⟨
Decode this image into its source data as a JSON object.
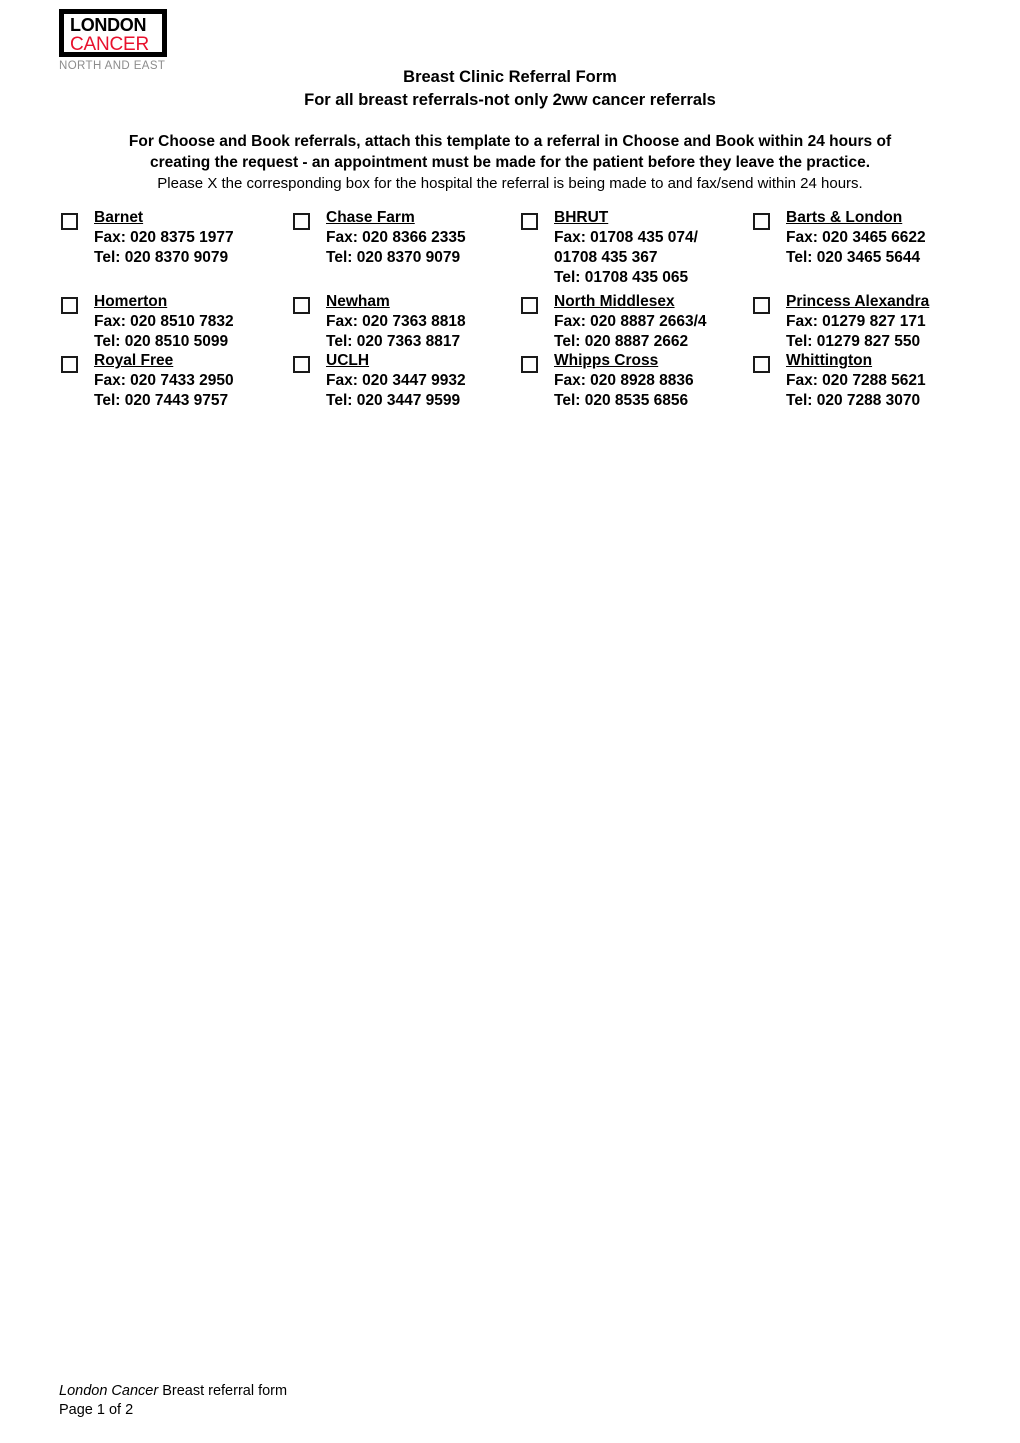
{
  "logo": {
    "line1": "LONDON",
    "line2": "CANCER",
    "subtitle": "NORTH AND EAST",
    "colors": {
      "london": "#000000",
      "cancer": "#e8112d",
      "subtitle": "#8c8c8c"
    }
  },
  "title": {
    "line1": "Breast Clinic Referral Form",
    "line2": "For all breast referrals-not only 2ww cancer referrals"
  },
  "instructions": {
    "bold_line1": "For Choose and Book referrals, attach this template to a referral in Choose and Book within 24 hours of",
    "bold_line2": "creating the request - an appointment must be made for the patient before they leave the practice.",
    "plain_line": "Please X the corresponding box for the hospital the referral is being made to and fax/send within 24 hours."
  },
  "hospitals": [
    [
      {
        "name": "Barnet",
        "lines": [
          "Fax: 020 8375 1977",
          "Tel:  020 8370 9079"
        ]
      },
      {
        "name": "Chase Farm",
        "lines": [
          "Fax: 020 8366 2335",
          "Tel:  020 8370 9079"
        ]
      },
      {
        "name": "BHRUT",
        "lines": [
          "Fax: 01708 435 074/",
          "01708 435 367",
          "Tel:  01708 435 065"
        ]
      },
      {
        "name": "Barts & London",
        "lines": [
          "Fax: 020 3465 6622",
          "Tel:  020 3465 5644"
        ]
      }
    ],
    [
      {
        "name": "Homerton",
        "lines": [
          "Fax: 020 8510 7832",
          "Tel:  020 8510 5099"
        ]
      },
      {
        "name": "Newham",
        "lines": [
          "Fax: 020 7363 8818",
          "Tel:  020 7363 8817"
        ]
      },
      {
        "name": "North Middlesex",
        "lines": [
          "Fax: 020 8887 2663/4",
          "Tel:  020 8887 2662"
        ]
      },
      {
        "name": "Princess Alexandra",
        "lines": [
          "Fax: 01279 827 171",
          "Tel:  01279 827 550"
        ]
      }
    ],
    [
      {
        "name": "Royal Free",
        "lines": [
          "Fax: 020 7433 2950",
          "Tel:  020 7443 9757"
        ]
      },
      {
        "name": "UCLH",
        "lines": [
          "Fax: 020 3447 9932",
          "Tel:  020 3447 9599"
        ]
      },
      {
        "name": "Whipps Cross",
        "lines": [
          "Fax: 020 8928 8836",
          "Tel:  020 8535 6856"
        ]
      },
      {
        "name": "Whittington",
        "lines": [
          "Fax: 020 7288 5621",
          "Tel:  020 7288 3070"
        ]
      }
    ]
  ],
  "footer": {
    "italic_part": "London Cancer",
    "regular_part": " Breast referral form",
    "page_label": "Page 1 of 2"
  }
}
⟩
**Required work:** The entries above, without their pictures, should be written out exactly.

**Solution to this problem:**
Decode this image into its source data as a JSON object.
{
  "logo": {
    "line1": "LONDON",
    "line2": "CANCER",
    "subtitle": "NORTH AND EAST",
    "colors": {
      "london": "#000000",
      "cancer": "#e8112d",
      "subtitle": "#8c8c8c"
    }
  },
  "title": {
    "line1": "Breast Clinic Referral Form",
    "line2": "For all breast referrals-not only 2ww cancer referrals"
  },
  "instructions": {
    "bold_line1": "For Choose and Book referrals, attach this template to a referral in Choose and Book within 24 hours of",
    "bold_line2": "creating the request - an appointment must be made for the patient before they leave the practice.",
    "plain_line": "Please X the corresponding box for the hospital the referral is being made to and fax/send within 24 hours."
  },
  "hospitals": [
    [
      {
        "name": "Barnet",
        "lines": [
          "Fax: 020 8375 1977",
          "Tel:  020 8370 9079"
        ]
      },
      {
        "name": "Chase Farm",
        "lines": [
          "Fax: 020 8366 2335",
          "Tel:  020 8370 9079"
        ]
      },
      {
        "name": "BHRUT",
        "lines": [
          "Fax: 01708 435 074/",
          "01708 435 367",
          "Tel:  01708 435 065"
        ]
      },
      {
        "name": "Barts & London",
        "lines": [
          "Fax: 020 3465 6622",
          "Tel:  020 3465 5644"
        ]
      }
    ],
    [
      {
        "name": "Homerton",
        "lines": [
          "Fax: 020 8510 7832",
          "Tel:  020 8510 5099"
        ]
      },
      {
        "name": "Newham",
        "lines": [
          "Fax: 020 7363 8818",
          "Tel:  020 7363 8817"
        ]
      },
      {
        "name": "North Middlesex",
        "lines": [
          "Fax: 020 8887 2663/4",
          "Tel:  020 8887 2662"
        ]
      },
      {
        "name": "Princess Alexandra",
        "lines": [
          "Fax: 01279 827 171",
          "Tel:  01279 827 550"
        ]
      }
    ],
    [
      {
        "name": "Royal Free",
        "lines": [
          "Fax: 020 7433 2950",
          "Tel:  020 7443 9757"
        ]
      },
      {
        "name": "UCLH",
        "lines": [
          "Fax: 020 3447 9932",
          "Tel:  020 3447 9599"
        ]
      },
      {
        "name": "Whipps Cross",
        "lines": [
          "Fax: 020 8928 8836",
          "Tel:  020 8535 6856"
        ]
      },
      {
        "name": "Whittington",
        "lines": [
          "Fax: 020 7288 5621",
          "Tel:  020 7288 3070"
        ]
      }
    ]
  ],
  "footer": {
    "italic_part": "London Cancer",
    "regular_part": " Breast referral form",
    "page_label": "Page 1 of 2"
  }
}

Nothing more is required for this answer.